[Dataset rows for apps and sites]
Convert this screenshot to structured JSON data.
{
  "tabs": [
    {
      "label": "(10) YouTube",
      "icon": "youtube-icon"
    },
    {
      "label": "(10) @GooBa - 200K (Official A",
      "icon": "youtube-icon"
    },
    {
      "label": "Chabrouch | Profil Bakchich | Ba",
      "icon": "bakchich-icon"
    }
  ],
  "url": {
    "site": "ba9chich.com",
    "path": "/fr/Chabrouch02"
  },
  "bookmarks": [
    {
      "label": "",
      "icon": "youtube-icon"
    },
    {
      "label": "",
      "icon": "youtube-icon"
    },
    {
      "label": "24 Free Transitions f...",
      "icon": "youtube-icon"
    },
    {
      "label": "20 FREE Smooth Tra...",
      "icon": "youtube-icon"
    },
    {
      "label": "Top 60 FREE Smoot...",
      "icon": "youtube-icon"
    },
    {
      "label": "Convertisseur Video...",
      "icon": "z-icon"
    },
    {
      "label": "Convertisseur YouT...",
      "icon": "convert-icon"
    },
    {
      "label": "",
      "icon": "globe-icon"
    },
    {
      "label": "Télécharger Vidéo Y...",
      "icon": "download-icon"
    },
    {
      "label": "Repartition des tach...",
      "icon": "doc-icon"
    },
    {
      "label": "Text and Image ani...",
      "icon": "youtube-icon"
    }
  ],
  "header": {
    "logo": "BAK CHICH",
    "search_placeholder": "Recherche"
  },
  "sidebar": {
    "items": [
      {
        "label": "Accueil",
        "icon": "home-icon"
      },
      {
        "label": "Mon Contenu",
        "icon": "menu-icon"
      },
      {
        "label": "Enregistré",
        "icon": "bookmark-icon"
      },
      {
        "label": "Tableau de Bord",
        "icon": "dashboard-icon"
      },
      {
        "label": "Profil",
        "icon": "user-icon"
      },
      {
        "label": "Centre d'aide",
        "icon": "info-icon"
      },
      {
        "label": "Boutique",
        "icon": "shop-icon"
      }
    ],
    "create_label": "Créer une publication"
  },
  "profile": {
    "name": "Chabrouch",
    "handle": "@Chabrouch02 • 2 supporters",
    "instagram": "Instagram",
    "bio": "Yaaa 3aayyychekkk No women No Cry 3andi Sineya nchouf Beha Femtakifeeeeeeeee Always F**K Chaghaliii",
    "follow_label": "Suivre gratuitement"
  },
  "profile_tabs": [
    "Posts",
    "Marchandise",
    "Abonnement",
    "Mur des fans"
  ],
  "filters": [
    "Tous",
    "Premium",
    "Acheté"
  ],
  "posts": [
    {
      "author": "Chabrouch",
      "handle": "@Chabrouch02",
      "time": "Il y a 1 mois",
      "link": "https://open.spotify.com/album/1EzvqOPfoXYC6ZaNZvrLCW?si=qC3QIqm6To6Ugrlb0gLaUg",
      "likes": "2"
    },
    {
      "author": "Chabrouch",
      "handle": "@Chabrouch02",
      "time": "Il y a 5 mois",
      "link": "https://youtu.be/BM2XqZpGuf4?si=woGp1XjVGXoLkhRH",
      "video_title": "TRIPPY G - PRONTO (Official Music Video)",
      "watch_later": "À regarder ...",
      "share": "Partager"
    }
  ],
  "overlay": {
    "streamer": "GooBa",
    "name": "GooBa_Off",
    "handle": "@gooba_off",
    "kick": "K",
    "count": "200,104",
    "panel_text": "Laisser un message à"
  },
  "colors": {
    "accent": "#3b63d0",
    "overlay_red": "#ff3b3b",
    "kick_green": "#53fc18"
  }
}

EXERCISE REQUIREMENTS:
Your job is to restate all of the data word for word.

PROBLEM SOLUTION:
Convert this screenshot to structured JSON data.
{
  "tabs": [
    {
      "label": "(10) YouTube",
      "icon": "youtube-icon"
    },
    {
      "label": "(10) @GooBa - 200K (Official A",
      "icon": "youtube-icon"
    },
    {
      "label": "Chabrouch | Profil Bakchich | Ba",
      "icon": "bakchich-icon"
    }
  ],
  "url": {
    "site": "ba9chich.com",
    "path": "/fr/Chabrouch02"
  },
  "bookmarks": [
    {
      "label": "",
      "icon": "youtube-icon"
    },
    {
      "label": "",
      "icon": "youtube-icon"
    },
    {
      "label": "24 Free Transitions f...",
      "icon": "youtube-icon"
    },
    {
      "label": "20 FREE Smooth Tra...",
      "icon": "youtube-icon"
    },
    {
      "label": "Top 60 FREE Smoot...",
      "icon": "youtube-icon"
    },
    {
      "label": "Convertisseur Video...",
      "icon": "z-icon"
    },
    {
      "label": "Convertisseur YouT...",
      "icon": "convert-icon"
    },
    {
      "label": "",
      "icon": "globe-icon"
    },
    {
      "label": "Télécharger Vidéo Y...",
      "icon": "download-icon"
    },
    {
      "label": "Repartition des tach...",
      "icon": "doc-icon"
    },
    {
      "label": "Text and Image ani...",
      "icon": "youtube-icon"
    }
  ],
  "header": {
    "logo": "BAK CHICH",
    "search_placeholder": "Recherche"
  },
  "sidebar": {
    "items": [
      {
        "label": "Accueil",
        "icon": "home-icon"
      },
      {
        "label": "Mon Contenu",
        "icon": "menu-icon"
      },
      {
        "label": "Enregistré",
        "icon": "bookmark-icon"
      },
      {
        "label": "Tableau de Bord",
        "icon": "dashboard-icon"
      },
      {
        "label": "Profil",
        "icon": "user-icon"
      },
      {
        "label": "Centre d'aide",
        "icon": "info-icon"
      },
      {
        "label": "Boutique",
        "icon": "shop-icon"
      }
    ],
    "create_label": "Créer une publication"
  },
  "profile": {
    "name": "Chabrouch",
    "handle": "@Chabrouch02 • 2 supporters",
    "instagram": "Instagram",
    "bio": "Yaaa 3aayyychekkk No women No Cry 3andi Sineya nchouf Beha Femtakifeeeeeeeee Always F**K Chaghaliii",
    "follow_label": "Suivre gratuitement"
  },
  "profile_tabs": [
    "Posts",
    "Marchandise",
    "Abonnement",
    "Mur des fans"
  ],
  "filters": [
    "Tous",
    "Premium",
    "Acheté"
  ],
  "posts": [
    {
      "author": "Chabrouch",
      "handle": "@Chabrouch02",
      "time": "Il y a 1 mois",
      "link": "https://open.spotify.com/album/1EzvqOPfoXYC6ZaNZvrLCW?si=qC3QIqm6To6Ugrlb0gLaUg",
      "likes": "2"
    },
    {
      "author": "Chabrouch",
      "handle": "@Chabrouch02",
      "time": "Il y a 5 mois",
      "link": "https://youtu.be/BM2XqZpGuf4?si=woGp1XjVGXoLkhRH",
      "video_title": "TRIPPY G - PRONTO (Official Music Video)",
      "watch_later": "À regarder ...",
      "share": "Partager"
    }
  ],
  "overlay": {
    "streamer": "GooBa",
    "name": "GooBa_Off",
    "handle": "@gooba_off",
    "kick": "K",
    "count": "200,104",
    "panel_text": "Laisser un message à"
  },
  "colors": {
    "accent": "#3b63d0",
    "overlay_red": "#ff3b3b",
    "kick_green": "#53fc18"
  }
}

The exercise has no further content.